The three negroes who were arrested at Lake City last week were given a hearing before magistrate J.G. Lifrage last Thursday and set free. Jailer Britton, in the absence of the sheriff, telegraphed the Charleston authorities that if the negroes were wanted there to wire him, and they would be held; not having heard from there, the deputy let the boys go Thursday evening.
Three negroes were arrested Thursday at Fayetteville, N.C. on suspicion of being the murderers. They were on their way from Timmonsville, this State, to Selma, N.C., and were "nabbed" en route. Sheriff Daniel and Mr. Cannon of Strawberry, in whose store the Davis negroes did so much firing about about two weeks ago, went up to Fayetteville Saturday, but Mr. Cannon failed to identify the prisoners as the Davises. In fact, the negroes proved where they were on the night of the tenth, when the shooting at Strawberry occurred, and on the seventeenth, the night of the murder.
Three other negroes were arrested at Lanes and locked up all night in the box car but were set at liberty.
While looking over the field of the murder last Sunday, some Salters gentlemen discovered some clothing hanging on a tree and some on the ground only a short distance from where the murdered men's bodies were found. There was also a kind of a camp, at least, the ashes from a fire and chicken bones near the clothing, indicating that a camp had been made there. This discovery only adds mystery to the whereabouts of the real murderers, as this woodland was every bit searched last week, and these things were no seen. Among the articles found on the ground was a white shirt, bosom upwards which was not soiled in the least. This indicates that the articles were placed there Sunday morning, for had the shirt been exposed to the night air, the dew would have left marks on the stiff bosom. Then, too, there are numbers of hogs in the woods, and it stands to reason that, had this shirt been on the ground for any great while, the hogs would have soiled it.

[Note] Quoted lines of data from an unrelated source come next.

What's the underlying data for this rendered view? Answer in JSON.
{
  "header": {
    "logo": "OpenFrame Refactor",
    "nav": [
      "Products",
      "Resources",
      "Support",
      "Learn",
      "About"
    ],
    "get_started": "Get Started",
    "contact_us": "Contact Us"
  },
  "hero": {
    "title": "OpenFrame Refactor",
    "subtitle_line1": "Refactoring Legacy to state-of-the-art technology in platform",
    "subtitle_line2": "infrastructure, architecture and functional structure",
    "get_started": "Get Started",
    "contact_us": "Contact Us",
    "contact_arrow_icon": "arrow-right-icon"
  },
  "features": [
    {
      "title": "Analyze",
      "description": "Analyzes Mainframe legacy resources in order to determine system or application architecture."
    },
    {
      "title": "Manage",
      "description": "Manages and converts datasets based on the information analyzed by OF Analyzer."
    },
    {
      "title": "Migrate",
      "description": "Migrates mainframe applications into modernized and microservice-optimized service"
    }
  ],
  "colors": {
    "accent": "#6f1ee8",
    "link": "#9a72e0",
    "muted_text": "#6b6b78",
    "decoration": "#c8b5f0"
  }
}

A careful survey of the immediate vicinity of the murder was made, and two empty shells from a Winchester rifle were found. One of these was mashed as if someone has stepped upon it or a hog had bit it. These shells are now in the possession of a Kingstree gentleman, but nothing is proved by them as they will fit any Winchester of a .32 calibre.
The County Record, April 29, 1897